Adiantum pedatum aleuticum (Rupr.) Calder & Roy L.Taylor
Adiantum pedatum subpumilum Lellinger
Common Name: Western Maidenhair
Adiantum aleuticum is a deciduous fern producing a cluster of fronds 15 - 110cm tall from a shortly-creeping rhizome that, in time can form large clumps. The fronds are lax-arching to stiffly erect or pendent, often densely clustered[
The plant is harvested from the wild for local use as a medicine and source of materials.
N. America - mainly on the western side from Alaska as far south as Mexico (Chihuahua), with a disjuct population in eastern Canada and NE USA.
Wooded ravines, shaded banks, talus slopes, serpentine barrens, and occasionally on coastal headlands; at elevations up to 3,200 metres[
|Other Uses Rating
Easily grown in average, medium, well-drained soil in part shade to full shade. Prefers moist, humusy, acidic soils in full shade. Spreads slowly by creeping, branching rhizomes to form large colonies over time[

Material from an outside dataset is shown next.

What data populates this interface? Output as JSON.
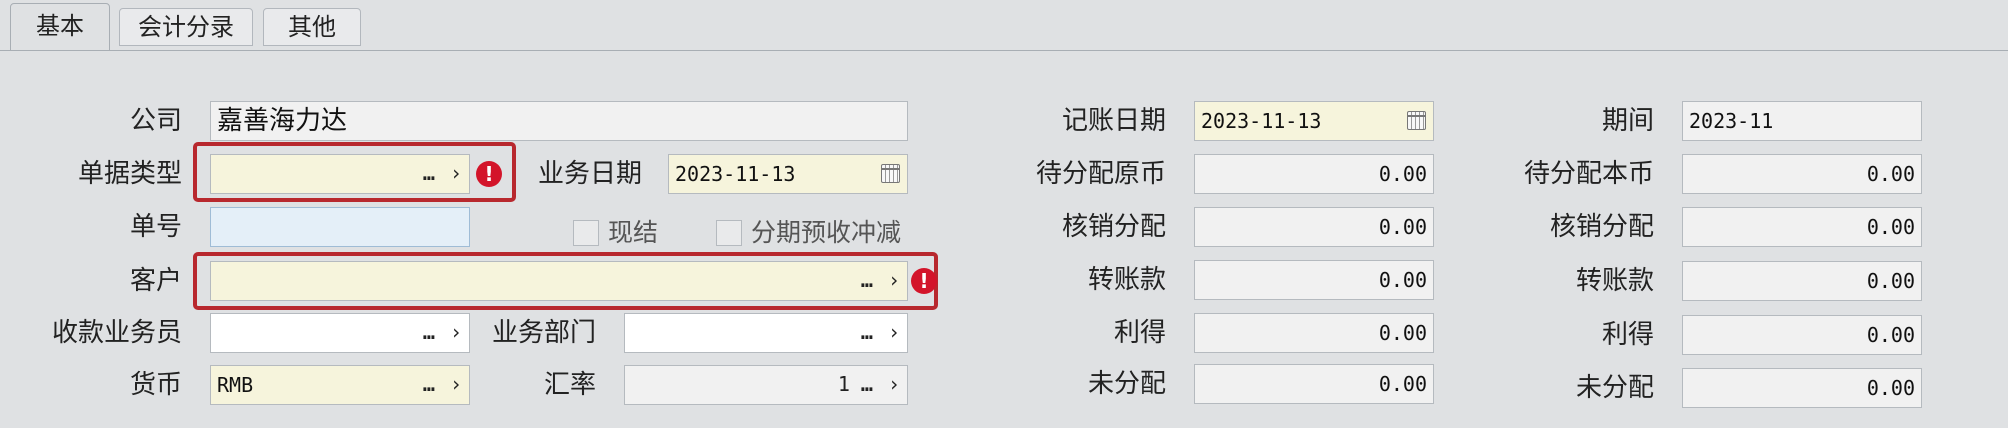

The whole plant is considered to be antirheumatic, astringent, demulcent, emmenagogue, expectorant, febrifuge, haemostatic, pectoral and tonic[
]. A tea or syrup is used in the treatment of nasal congestion, asthma, sore throats etc[
]. A strong infusion of the whole plant was has been used as an emetic in the treatment of ague and fevers[
A decoction of the root was massaged into rheumatic joints[
The N. American Indians chewed the fronds and then applied them to wounds to stop bleeding[
This plant was highly valued as a medicinal plant in the 19th century and merits scientific investigation[
Plants can be used for ground cover when planted about 30cm apart either way, they form a slowly spreading clump[
The stipe of the plant is used as an ornament in basketry[
The leaves can be used as a lining for carrying or storing fruits in baskets and on racks[
The plant is used as a hair conditioner[
]. The stems have been used as a hair wash to make the hair shiny[
Spores - best sown as soon as ripe on the surface of a humus-rich sterilized soil. Keep the compost moist, preferably by putting a plastic bag over the pot. Pot on small clumps of plantlets as soon as they are large enough to handle and keep them humid until they are well established. Do not plant outside until the ferns are at least 2 years old and then only in a very well sheltered position.
Division in spring or autumn.